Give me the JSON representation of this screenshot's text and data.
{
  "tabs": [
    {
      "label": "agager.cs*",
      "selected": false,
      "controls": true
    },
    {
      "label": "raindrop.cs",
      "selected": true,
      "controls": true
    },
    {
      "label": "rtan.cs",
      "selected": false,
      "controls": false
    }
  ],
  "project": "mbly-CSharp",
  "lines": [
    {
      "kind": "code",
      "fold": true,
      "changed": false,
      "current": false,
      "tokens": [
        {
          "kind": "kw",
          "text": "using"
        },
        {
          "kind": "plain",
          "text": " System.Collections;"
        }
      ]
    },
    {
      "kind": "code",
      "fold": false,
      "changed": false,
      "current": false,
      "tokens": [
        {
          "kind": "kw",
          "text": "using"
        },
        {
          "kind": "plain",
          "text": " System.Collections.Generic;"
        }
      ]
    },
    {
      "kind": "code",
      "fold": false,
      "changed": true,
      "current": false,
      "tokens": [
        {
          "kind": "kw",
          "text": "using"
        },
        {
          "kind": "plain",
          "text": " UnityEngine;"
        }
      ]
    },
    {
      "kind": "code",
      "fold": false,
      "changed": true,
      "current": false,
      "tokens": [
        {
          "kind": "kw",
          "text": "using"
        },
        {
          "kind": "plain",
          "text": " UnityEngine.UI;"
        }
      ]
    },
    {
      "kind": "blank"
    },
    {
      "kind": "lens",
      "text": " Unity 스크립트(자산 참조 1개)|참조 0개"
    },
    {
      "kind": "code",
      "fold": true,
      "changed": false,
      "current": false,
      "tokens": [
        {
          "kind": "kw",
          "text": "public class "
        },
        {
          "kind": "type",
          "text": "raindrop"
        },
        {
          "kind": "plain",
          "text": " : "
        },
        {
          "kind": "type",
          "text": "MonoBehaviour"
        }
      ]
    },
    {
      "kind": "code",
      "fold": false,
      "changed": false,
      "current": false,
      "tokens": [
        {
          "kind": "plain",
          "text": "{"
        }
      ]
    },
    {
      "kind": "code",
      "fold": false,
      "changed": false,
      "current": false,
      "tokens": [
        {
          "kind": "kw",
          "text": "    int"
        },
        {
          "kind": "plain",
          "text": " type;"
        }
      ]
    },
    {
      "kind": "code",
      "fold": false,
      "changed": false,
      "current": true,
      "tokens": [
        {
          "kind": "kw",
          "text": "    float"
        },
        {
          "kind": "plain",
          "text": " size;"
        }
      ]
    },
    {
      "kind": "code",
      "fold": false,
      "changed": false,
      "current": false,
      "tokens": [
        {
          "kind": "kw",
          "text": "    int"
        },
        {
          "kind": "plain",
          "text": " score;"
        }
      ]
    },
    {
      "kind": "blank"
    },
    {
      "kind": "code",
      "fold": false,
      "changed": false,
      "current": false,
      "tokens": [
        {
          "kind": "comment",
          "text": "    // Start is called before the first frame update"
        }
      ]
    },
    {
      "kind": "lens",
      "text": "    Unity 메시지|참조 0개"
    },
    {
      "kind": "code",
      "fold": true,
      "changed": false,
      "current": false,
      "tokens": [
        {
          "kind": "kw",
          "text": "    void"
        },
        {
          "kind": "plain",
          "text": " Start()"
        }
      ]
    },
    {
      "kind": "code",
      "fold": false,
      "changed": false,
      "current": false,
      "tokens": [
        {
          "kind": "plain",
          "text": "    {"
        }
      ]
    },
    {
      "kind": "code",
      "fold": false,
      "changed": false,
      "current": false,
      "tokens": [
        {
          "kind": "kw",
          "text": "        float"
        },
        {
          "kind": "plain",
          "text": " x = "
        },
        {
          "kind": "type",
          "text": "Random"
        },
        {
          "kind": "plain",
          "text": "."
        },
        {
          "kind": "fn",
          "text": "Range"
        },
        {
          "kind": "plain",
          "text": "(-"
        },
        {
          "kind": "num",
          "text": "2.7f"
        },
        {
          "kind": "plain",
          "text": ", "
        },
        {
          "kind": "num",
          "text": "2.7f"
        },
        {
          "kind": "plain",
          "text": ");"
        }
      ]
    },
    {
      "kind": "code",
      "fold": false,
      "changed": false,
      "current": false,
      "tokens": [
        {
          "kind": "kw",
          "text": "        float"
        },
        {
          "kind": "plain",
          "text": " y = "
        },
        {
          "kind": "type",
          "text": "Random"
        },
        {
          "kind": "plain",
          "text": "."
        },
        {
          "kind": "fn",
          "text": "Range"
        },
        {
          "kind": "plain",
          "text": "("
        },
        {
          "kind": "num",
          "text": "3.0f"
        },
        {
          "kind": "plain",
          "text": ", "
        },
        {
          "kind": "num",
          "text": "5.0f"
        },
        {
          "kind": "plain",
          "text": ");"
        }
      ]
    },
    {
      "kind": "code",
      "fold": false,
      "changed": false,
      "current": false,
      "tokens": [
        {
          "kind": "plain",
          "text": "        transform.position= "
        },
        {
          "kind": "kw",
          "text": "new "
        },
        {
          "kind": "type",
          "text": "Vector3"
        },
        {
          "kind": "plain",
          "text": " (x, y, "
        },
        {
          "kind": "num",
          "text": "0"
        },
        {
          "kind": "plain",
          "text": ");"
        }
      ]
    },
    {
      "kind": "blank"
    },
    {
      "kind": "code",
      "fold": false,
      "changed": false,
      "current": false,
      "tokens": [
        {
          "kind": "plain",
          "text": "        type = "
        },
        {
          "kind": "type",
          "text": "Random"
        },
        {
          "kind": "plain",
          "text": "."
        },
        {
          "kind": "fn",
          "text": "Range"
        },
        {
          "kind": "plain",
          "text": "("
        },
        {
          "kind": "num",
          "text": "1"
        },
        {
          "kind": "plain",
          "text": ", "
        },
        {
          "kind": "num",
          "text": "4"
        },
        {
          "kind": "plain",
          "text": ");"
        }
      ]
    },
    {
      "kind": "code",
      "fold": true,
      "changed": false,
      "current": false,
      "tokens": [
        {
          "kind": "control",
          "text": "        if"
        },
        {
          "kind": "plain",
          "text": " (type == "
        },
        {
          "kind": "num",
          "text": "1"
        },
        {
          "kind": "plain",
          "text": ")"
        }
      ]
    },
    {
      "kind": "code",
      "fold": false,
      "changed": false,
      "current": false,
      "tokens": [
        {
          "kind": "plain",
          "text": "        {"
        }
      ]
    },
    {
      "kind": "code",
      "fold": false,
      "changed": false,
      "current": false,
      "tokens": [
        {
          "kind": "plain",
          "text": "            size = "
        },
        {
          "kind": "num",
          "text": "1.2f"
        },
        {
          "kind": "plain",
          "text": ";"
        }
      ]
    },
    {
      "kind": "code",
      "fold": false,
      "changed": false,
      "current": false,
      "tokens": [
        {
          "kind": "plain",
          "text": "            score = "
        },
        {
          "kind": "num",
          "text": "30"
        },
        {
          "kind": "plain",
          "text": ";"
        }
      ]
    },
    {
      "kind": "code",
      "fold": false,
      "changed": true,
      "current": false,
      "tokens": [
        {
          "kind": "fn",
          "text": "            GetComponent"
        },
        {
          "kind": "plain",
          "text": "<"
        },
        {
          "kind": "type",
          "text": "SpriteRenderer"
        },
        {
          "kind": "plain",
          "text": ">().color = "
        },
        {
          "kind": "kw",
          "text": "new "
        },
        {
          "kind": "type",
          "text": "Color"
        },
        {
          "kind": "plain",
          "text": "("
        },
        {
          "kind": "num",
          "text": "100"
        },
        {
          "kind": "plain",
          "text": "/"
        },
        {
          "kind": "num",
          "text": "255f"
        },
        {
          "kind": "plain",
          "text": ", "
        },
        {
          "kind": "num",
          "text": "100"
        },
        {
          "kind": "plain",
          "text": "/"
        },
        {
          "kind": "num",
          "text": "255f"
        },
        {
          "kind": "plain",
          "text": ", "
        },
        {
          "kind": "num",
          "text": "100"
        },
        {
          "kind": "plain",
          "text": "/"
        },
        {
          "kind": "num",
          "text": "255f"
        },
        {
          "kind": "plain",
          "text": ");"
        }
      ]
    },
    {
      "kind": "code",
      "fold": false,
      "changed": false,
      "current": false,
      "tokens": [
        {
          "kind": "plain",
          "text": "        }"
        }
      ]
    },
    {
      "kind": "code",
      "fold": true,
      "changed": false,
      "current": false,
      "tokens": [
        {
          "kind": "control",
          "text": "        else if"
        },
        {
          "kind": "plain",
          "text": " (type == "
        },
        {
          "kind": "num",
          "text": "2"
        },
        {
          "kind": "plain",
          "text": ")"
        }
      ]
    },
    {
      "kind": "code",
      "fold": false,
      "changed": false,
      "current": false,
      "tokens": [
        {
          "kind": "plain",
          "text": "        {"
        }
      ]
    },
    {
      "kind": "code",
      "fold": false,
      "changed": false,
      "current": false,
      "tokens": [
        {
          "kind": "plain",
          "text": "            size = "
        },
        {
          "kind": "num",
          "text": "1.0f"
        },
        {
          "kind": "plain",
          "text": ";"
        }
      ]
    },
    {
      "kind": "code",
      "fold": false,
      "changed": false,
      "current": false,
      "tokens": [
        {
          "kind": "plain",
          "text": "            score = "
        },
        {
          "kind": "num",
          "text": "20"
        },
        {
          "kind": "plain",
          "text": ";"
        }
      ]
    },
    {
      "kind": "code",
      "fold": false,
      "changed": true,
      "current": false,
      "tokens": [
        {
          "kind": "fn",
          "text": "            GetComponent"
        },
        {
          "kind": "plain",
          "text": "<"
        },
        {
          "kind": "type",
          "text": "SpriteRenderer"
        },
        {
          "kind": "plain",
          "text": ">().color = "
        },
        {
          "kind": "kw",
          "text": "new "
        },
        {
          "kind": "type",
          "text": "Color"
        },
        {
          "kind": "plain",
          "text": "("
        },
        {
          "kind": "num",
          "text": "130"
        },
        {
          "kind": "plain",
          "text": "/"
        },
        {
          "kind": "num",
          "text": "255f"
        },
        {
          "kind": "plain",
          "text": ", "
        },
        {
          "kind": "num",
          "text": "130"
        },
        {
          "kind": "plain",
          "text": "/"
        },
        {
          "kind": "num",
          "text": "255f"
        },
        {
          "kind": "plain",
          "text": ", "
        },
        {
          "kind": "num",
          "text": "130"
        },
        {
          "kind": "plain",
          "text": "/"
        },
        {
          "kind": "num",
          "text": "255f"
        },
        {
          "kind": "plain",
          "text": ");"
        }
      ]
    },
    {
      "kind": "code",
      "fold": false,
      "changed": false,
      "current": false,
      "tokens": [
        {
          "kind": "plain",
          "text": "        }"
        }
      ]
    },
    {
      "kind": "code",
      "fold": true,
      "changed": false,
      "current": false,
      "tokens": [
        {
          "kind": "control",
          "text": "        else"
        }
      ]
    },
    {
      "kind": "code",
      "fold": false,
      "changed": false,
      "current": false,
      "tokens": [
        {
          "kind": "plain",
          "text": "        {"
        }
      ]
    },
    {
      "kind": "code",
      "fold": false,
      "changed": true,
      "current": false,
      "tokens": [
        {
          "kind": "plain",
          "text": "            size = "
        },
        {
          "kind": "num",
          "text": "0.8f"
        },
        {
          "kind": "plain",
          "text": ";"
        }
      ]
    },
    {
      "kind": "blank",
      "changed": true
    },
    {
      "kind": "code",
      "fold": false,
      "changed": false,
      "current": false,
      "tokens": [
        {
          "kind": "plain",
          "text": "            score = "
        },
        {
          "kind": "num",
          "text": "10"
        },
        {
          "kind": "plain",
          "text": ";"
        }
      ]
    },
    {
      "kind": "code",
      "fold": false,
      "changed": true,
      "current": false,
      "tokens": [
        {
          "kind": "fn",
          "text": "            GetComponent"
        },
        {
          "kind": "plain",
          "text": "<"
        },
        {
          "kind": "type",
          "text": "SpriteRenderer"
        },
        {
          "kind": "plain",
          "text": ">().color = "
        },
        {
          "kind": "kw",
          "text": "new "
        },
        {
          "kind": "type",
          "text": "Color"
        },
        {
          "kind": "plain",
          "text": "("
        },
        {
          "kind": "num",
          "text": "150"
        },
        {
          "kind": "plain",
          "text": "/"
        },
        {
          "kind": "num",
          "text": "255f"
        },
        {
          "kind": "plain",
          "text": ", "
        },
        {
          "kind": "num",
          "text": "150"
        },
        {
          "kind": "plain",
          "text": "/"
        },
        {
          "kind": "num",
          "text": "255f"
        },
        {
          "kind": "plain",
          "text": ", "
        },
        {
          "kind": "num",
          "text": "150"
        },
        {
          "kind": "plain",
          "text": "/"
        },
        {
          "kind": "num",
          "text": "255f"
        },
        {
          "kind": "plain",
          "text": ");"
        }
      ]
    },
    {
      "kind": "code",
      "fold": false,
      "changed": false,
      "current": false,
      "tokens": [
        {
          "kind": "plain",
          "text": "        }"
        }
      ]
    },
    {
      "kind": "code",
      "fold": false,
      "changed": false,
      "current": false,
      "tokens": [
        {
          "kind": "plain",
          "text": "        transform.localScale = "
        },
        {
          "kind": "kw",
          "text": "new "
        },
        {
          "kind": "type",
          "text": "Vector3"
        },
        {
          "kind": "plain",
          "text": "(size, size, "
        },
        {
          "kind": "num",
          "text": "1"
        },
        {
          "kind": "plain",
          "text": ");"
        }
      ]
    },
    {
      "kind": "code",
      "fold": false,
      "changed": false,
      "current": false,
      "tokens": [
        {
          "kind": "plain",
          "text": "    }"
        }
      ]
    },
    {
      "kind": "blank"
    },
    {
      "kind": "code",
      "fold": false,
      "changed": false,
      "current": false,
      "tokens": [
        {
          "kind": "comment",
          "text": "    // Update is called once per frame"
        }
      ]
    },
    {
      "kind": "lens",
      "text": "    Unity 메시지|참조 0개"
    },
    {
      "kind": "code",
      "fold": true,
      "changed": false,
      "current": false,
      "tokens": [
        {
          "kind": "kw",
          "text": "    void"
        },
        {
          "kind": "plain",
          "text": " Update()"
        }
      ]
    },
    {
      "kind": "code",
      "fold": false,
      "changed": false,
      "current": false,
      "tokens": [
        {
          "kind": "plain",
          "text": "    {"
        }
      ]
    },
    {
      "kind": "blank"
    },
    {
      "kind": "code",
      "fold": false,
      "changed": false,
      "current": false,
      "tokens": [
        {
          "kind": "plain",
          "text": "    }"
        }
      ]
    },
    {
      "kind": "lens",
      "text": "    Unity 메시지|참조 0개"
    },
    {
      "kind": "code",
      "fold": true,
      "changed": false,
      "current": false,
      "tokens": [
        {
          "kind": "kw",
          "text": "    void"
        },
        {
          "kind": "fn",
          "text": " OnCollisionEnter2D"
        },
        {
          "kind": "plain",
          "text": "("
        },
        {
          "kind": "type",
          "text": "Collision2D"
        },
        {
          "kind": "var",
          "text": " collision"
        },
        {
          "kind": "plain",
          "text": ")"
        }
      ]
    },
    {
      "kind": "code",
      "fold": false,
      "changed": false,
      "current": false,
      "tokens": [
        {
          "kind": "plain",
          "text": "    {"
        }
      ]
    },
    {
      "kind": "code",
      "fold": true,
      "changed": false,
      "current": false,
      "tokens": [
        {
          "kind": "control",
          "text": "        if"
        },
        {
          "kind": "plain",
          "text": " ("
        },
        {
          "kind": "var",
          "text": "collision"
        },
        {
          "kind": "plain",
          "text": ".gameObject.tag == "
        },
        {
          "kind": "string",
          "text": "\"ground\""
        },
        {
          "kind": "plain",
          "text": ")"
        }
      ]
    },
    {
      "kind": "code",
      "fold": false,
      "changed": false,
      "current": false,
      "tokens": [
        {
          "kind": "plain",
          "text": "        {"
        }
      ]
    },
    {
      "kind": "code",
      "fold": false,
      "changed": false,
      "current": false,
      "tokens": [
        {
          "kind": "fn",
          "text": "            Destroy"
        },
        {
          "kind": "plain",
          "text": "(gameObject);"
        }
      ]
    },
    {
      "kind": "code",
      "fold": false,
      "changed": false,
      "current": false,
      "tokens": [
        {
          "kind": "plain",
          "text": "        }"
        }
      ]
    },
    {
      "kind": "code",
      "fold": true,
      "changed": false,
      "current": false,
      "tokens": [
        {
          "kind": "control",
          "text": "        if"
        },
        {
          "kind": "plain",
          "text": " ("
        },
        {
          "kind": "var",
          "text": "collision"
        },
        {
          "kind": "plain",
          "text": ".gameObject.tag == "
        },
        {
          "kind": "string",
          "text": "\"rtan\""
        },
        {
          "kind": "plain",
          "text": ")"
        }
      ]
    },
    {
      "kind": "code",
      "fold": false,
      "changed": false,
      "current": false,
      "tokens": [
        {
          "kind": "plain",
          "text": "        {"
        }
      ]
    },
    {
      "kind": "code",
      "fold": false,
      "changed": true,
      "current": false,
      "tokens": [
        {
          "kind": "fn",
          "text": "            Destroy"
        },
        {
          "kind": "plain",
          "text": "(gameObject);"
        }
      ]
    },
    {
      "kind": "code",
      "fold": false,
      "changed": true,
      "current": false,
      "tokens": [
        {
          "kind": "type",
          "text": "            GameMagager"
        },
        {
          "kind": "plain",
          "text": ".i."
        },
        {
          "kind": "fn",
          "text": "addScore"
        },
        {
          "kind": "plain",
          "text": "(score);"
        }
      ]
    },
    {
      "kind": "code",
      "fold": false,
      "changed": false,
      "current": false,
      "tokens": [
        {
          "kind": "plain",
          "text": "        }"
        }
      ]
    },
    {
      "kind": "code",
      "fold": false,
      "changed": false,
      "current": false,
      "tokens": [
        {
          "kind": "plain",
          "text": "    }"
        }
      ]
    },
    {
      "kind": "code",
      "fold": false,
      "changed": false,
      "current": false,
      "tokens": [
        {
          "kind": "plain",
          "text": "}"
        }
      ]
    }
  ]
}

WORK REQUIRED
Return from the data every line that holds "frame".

RESPONSE AREA
          "text": "    // Start is called before the first frame update"
          "text": "    // Update is called once per frame"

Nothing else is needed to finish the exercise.